Peloton Interactive (NASDAQ:PTON) is helping thousands of people get fit in the comfort of their own homes. The maker of internet-connected exercise bikes and treadmills is expanding its customer base at a rapid clip -- and plenty more gains lie ahead for this $7 billion company.

Peloton added 149,000 connected fitness subscribers -- customers who purchased its exercise equipment and pay a monthly fee for unlimited workout classes delivered through its app -- in the second quarter alone. Peloton ended the quarter with 712,000 connected fitness subscribers, representing year-over-year growth of 96%. In turn, Peloton's revenue soared 77% to more than $466 million. 

Despite this impressive growth, Peloton's shares declined after its second-quarter report. Some investors were apparently concerned with Peloton's third-quarter guidance, which called for revenue to grow "only" 50%. But delivery timing issues and challenging year-over-year comparisons help to explain a significant portion of the revenue deceleration. Moreover, management raised its full-year subscriber and revenue growth guidance to approximately 81% and 68%, respectively, up from 74% and 61%. 

Some investors are also fretting over Peloton's soon-to-be-expiring lock-up period, which will allow early investors and insiders to sell their shares, should they choose to. But while expiring lock-ups does tend to result in volatility for recent IPOs like Peloton, any resulting sell-offs tend to prove short lived. If Peloton's shares were to pull back further, patient, long-term-minded investors may see it as a buying opportunity.

The real-estate disruptor

Redfin (NASDAQ:RDFN) helps home sellers save a lot of money. The discount brokerage charges commissions that can be as much as 66% lower than the typical seller agent fee. By saving its customers thousands of dollars in selling costs, Redfin is rapidly gaining share in the $82 billion U.S. real estate brokerage industry. 

Redfin's market share of U.S. existing home sales rose to 0.94% in the fourth quarter of 2019, up from 0.81% in 2018. That helped to fuel a 22% year-over-year jump in its brokerage revenue, to $496.5 million, in 2019.

Better yet, Redfin has several businesses that are growing even faster than its core brokerage segment. Its "other revenue" segment -- which includes sales from its title and mortgage operations -- soared 78% to $17.6 million last year. Its home-buying business, meanwhile, more than quintupled in size to $240.5 million.

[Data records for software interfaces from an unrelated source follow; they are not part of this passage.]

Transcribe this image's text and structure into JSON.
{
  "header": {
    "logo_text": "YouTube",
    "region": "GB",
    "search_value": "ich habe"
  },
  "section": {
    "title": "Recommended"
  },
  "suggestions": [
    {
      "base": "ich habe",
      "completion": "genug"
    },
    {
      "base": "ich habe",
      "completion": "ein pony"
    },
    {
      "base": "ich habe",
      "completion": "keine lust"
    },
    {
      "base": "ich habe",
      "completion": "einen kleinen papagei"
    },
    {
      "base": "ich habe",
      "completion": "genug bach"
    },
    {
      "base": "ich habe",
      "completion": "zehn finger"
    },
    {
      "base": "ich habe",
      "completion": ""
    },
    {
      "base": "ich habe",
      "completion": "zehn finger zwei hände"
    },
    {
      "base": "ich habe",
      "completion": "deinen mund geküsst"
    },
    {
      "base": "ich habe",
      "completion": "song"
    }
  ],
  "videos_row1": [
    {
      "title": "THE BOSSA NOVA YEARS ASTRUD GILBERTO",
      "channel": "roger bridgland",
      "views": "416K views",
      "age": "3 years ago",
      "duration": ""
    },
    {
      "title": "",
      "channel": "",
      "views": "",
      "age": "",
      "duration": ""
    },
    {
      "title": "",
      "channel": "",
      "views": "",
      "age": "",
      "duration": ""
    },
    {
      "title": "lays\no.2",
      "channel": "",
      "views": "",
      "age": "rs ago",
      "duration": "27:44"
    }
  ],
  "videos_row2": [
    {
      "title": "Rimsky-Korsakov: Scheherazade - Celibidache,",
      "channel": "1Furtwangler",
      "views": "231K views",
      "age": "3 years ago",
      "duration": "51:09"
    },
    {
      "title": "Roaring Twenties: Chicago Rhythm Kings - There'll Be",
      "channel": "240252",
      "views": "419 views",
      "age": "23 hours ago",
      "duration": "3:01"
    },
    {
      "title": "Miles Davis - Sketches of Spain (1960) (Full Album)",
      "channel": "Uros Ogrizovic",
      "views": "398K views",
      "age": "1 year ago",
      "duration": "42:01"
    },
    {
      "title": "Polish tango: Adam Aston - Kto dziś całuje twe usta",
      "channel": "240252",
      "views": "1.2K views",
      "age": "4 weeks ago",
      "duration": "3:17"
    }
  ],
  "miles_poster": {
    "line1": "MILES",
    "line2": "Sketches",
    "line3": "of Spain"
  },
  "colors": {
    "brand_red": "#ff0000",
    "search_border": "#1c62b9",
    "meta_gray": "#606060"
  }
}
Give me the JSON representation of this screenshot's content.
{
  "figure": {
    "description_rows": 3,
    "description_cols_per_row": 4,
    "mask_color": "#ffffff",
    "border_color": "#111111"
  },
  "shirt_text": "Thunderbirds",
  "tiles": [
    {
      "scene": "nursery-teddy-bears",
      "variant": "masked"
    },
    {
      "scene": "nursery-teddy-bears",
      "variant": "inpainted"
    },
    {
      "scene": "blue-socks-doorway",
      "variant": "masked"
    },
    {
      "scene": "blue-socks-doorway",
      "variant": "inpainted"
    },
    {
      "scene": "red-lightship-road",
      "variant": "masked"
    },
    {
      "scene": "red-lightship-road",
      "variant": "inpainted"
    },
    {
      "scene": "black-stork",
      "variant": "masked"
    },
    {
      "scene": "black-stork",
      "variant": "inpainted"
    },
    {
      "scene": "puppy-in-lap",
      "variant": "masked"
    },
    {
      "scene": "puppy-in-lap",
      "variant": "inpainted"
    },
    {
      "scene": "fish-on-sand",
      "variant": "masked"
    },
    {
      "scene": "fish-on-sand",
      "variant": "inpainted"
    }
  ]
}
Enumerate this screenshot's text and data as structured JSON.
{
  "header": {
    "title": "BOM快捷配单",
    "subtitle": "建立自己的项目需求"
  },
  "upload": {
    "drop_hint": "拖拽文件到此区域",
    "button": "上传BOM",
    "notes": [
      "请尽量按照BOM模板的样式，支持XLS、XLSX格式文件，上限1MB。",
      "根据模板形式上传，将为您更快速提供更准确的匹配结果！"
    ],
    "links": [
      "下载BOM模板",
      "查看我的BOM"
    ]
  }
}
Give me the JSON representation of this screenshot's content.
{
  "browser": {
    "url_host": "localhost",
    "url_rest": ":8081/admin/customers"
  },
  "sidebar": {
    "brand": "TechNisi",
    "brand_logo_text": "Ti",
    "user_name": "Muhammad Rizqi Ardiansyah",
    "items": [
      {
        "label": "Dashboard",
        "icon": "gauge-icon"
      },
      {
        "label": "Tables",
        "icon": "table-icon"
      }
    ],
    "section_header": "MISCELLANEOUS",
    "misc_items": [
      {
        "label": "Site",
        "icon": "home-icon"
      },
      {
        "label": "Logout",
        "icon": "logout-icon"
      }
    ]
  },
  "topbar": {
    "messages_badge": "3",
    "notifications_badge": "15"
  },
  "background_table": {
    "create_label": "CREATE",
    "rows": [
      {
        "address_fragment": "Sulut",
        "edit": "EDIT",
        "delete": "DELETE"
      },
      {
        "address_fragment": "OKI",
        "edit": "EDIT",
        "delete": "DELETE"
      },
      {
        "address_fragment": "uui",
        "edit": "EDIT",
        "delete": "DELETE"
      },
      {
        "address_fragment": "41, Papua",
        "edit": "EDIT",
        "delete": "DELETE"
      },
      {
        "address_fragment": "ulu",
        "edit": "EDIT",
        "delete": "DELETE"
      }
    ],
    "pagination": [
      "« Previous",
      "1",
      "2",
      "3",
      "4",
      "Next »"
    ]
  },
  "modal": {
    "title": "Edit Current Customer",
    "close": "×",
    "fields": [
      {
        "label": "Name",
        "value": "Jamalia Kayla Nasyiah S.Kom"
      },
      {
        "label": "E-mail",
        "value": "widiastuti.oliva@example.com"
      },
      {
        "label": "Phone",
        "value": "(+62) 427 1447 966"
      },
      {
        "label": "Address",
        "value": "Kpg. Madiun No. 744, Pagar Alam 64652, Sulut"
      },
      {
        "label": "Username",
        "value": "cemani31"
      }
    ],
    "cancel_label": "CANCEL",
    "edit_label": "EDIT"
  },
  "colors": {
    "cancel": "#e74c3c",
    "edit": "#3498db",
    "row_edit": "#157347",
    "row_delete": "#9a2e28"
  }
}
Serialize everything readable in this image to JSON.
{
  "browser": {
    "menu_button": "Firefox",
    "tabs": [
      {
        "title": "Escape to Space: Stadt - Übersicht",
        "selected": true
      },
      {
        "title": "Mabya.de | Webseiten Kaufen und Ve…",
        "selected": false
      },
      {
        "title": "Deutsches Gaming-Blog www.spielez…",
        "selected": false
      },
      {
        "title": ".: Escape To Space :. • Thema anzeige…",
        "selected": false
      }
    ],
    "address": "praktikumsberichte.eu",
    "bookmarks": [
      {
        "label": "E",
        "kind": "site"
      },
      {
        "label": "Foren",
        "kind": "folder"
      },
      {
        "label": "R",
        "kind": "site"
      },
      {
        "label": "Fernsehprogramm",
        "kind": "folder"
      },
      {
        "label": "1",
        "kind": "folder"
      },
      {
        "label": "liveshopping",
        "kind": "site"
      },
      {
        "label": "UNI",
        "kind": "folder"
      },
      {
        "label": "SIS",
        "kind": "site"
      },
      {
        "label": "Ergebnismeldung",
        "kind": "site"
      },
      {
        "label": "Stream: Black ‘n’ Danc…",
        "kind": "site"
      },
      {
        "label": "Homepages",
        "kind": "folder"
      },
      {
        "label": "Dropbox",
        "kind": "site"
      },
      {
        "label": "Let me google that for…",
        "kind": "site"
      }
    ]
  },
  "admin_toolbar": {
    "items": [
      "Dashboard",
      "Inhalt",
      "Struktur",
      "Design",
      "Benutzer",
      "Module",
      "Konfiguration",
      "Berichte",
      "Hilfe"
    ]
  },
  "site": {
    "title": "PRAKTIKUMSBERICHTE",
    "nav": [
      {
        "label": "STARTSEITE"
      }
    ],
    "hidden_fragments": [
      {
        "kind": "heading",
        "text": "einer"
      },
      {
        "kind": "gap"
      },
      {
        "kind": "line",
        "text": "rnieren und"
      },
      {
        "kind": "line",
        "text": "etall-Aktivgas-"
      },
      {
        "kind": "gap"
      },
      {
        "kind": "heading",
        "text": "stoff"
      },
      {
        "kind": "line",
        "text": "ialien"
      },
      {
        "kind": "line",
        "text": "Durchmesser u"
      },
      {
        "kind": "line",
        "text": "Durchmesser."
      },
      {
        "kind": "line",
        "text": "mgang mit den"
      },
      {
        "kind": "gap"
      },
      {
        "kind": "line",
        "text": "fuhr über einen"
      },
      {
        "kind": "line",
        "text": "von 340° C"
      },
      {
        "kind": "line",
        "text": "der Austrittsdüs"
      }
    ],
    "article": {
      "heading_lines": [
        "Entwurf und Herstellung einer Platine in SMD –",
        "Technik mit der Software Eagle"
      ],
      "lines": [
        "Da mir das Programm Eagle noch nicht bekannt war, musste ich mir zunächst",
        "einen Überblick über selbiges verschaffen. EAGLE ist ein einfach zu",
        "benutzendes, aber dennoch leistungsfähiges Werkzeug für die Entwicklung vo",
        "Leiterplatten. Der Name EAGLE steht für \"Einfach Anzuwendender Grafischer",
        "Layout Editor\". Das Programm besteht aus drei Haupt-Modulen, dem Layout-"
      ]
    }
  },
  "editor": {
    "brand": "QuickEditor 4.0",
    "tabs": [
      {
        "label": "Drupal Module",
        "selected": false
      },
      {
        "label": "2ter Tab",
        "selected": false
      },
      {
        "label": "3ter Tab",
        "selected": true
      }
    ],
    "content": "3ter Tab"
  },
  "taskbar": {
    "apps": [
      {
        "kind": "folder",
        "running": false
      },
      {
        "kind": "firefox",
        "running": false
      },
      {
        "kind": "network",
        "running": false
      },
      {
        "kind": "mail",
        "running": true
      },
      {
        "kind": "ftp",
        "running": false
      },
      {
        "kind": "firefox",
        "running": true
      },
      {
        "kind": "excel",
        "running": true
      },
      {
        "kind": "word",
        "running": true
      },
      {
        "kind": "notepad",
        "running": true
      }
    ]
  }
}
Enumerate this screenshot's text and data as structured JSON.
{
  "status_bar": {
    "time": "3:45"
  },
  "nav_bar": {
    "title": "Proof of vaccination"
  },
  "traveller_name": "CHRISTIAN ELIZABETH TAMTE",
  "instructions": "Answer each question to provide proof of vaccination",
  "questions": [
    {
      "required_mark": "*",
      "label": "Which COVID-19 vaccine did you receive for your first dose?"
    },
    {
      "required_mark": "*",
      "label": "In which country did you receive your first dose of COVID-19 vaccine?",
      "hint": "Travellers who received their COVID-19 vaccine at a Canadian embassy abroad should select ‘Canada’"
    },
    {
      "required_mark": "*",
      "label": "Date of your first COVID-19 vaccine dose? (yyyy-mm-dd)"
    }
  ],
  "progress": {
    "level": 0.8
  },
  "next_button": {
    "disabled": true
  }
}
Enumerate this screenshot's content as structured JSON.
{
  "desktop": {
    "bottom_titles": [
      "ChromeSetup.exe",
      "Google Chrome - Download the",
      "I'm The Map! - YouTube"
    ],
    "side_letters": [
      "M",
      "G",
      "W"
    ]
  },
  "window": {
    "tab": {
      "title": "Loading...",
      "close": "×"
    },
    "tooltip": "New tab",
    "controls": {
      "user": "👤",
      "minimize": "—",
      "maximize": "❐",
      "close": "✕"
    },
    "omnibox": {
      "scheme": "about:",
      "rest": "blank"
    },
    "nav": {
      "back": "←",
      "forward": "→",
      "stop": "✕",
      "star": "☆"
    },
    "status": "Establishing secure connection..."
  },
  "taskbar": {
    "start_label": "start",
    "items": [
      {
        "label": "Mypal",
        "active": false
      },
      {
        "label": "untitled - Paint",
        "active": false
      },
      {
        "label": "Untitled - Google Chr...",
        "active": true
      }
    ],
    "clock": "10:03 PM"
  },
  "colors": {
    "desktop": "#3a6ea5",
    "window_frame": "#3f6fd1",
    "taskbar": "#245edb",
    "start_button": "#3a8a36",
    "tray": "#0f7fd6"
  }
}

Like Peloton, Redfin's $3 billion market capitalization understates its long-term market opportunity. Even after years of impressive growth, Redfin's share of the massive U.S. real estate market is only about 1%. But considering the enormous savings it provides to home sellers, there's no reason Redfin can't eventually capture a market share that's five or even 10 times larger. If it can, investors who buy Redfin's stock today could enjoy enormous gains in the years ahead.